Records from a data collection
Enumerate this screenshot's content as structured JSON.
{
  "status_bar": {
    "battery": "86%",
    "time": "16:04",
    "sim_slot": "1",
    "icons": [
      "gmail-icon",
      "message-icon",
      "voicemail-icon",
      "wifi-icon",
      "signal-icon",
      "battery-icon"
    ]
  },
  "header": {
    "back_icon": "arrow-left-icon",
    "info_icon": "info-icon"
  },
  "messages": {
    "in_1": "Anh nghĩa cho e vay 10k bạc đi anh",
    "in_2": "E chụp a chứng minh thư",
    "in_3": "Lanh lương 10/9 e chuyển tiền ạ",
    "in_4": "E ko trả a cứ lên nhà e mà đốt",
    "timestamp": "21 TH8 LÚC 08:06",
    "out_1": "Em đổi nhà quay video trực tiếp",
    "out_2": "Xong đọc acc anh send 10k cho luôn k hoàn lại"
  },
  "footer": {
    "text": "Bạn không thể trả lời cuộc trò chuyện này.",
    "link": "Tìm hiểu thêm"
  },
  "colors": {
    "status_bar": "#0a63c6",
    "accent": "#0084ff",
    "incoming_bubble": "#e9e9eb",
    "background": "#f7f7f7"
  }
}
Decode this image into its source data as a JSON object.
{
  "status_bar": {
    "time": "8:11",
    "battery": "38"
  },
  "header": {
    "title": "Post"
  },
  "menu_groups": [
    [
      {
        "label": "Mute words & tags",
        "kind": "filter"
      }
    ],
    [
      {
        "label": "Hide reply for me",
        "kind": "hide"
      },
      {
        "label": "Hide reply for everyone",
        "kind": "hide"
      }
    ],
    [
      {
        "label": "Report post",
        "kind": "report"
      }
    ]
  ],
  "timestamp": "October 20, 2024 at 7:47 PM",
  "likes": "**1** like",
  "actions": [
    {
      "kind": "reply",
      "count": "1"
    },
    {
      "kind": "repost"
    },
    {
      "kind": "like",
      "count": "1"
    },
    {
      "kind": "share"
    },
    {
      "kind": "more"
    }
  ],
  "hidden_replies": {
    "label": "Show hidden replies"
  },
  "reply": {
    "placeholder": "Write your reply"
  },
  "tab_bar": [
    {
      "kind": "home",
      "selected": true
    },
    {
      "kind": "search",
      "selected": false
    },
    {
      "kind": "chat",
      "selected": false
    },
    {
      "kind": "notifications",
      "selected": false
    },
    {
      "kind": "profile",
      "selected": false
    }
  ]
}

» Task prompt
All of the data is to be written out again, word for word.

» Answer area
Enumerate this screenshot's content as structured JSON.
{
  "status_bar": {
    "battery": "86%",
    "time": "16:04",
    "sim_slot": "1",
    "icons": [
      "gmail-icon",
      "message-icon",
      "voicemail-icon",
      "wifi-icon",
      "signal-icon",
      "battery-icon"
    ]
  },
  "header": {
    "back_icon": "arrow-left-icon",
    "info_icon": "info-icon"
  },
  "messages": {
    "in_1": "Anh nghĩa cho e vay 10k bạc đi anh",
    "in_2": "E chụp a chứng minh thư",
    "in_3": "Lanh lương 10/9 e chuyển tiền ạ",
    "in_4": "E ko trả a cứ lên nhà e mà đốt",
    "timestamp": "21 TH8 LÚC 08:06",
    "out_1": "Em đổi nhà quay video trực tiếp",
    "out_2": "Xong đọc acc anh send 10k cho luôn k hoàn lại"
  },
  "footer": {
    "text": "Bạn không thể trả lời cuộc trò chuyện này.",
    "link": "Tìm hiểu thêm"
  },
  "colors": {
    "status_bar": "#0a63c6",
    "accent": "#0084ff",
    "incoming_bubble": "#e9e9eb",
    "background": "#f7f7f7"
  }
}
Decode this image into its source data as a JSON object.
{
  "status_bar": {
    "time": "8:11",
    "battery": "38"
  },
  "header": {
    "title": "Post"
  },
  "menu_groups": [
    [
      {
        "label": "Mute words & tags",
        "kind": "filter"
      }
    ],
    [
      {
        "label": "Hide reply for me",
        "kind": "hide"
      },
      {
        "label": "Hide reply for everyone",
        "kind": "hide"
      }
    ],
    [
      {
        "label": "Report post",
        "kind": "report"
      }
    ]
  ],
  "timestamp": "October 20, 2024 at 7:47 PM",
  "likes": "**1** like",
  "actions": [
    {
      "kind": "reply",
      "count": "1"
    },
    {
      "kind": "repost"
    },
    {
      "kind": "like",
      "count": "1"
    },
    {
      "kind": "share"
    },
    {
      "kind": "more"
    }
  ],
  "hidden_replies": {
    "label": "Show hidden replies"
  },
  "reply": {
    "placeholder": "Write your reply"
  },
  "tab_bar": [
    {
      "kind": "home",
      "selected": true
    },
    {
      "kind": "search",
      "selected": false
    },
    {
      "kind": "chat",
      "selected": false
    },
    {
      "kind": "notifications",
      "selected": false
    },
    {
      "kind": "profile",
      "selected": false
    }
  ]
}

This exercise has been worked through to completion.